## [Exercise brief]
Every line containing "Settings" should be copied out. Go through the entries and find them.
##### Dataset #####
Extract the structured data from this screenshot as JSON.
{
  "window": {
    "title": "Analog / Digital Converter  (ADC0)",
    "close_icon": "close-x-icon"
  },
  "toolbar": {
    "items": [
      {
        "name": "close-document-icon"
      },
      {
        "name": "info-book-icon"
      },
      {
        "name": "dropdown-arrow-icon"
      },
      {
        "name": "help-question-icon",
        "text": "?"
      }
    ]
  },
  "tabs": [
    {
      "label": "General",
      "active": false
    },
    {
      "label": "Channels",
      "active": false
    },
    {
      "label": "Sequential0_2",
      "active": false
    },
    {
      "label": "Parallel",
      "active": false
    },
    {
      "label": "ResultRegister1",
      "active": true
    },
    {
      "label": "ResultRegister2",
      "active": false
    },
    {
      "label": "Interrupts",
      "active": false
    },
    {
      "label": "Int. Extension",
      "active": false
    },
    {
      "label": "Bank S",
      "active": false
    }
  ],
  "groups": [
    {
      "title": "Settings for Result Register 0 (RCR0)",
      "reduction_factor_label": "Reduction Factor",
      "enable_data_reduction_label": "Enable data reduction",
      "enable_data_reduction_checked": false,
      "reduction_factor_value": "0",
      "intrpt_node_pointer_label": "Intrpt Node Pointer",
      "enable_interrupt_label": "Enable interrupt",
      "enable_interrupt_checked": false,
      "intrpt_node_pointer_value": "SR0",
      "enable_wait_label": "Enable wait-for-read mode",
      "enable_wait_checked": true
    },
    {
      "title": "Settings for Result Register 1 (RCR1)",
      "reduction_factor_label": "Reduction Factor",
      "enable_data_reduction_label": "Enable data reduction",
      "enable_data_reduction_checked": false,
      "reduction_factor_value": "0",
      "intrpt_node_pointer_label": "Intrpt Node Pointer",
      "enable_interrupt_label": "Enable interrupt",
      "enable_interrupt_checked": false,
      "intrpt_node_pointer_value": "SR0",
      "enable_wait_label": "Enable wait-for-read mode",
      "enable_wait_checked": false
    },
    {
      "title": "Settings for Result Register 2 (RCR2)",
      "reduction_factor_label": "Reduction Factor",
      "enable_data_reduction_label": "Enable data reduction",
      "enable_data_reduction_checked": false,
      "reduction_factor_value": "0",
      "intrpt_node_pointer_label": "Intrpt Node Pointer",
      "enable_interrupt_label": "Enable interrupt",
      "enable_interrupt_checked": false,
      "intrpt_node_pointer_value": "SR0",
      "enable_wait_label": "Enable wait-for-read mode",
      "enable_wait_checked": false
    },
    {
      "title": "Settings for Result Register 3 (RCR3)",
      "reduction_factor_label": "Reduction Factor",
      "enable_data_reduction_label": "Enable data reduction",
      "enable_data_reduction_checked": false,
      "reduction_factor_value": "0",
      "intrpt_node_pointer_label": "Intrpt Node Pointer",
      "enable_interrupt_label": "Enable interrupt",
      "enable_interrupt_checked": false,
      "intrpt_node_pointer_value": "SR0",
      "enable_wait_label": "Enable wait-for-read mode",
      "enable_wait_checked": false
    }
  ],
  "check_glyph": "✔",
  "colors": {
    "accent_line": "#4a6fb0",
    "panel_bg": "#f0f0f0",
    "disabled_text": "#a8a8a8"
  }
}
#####
## [Worked solution]
      "title": "Settings for Result Register 0 (RCR0)",
      "title": "Settings for Result Register 1 (RCR1)",
      "title": "Settings for Result Register 2 (RCR2)",
      "title": "Settings for Result Register 3 (RCR3)",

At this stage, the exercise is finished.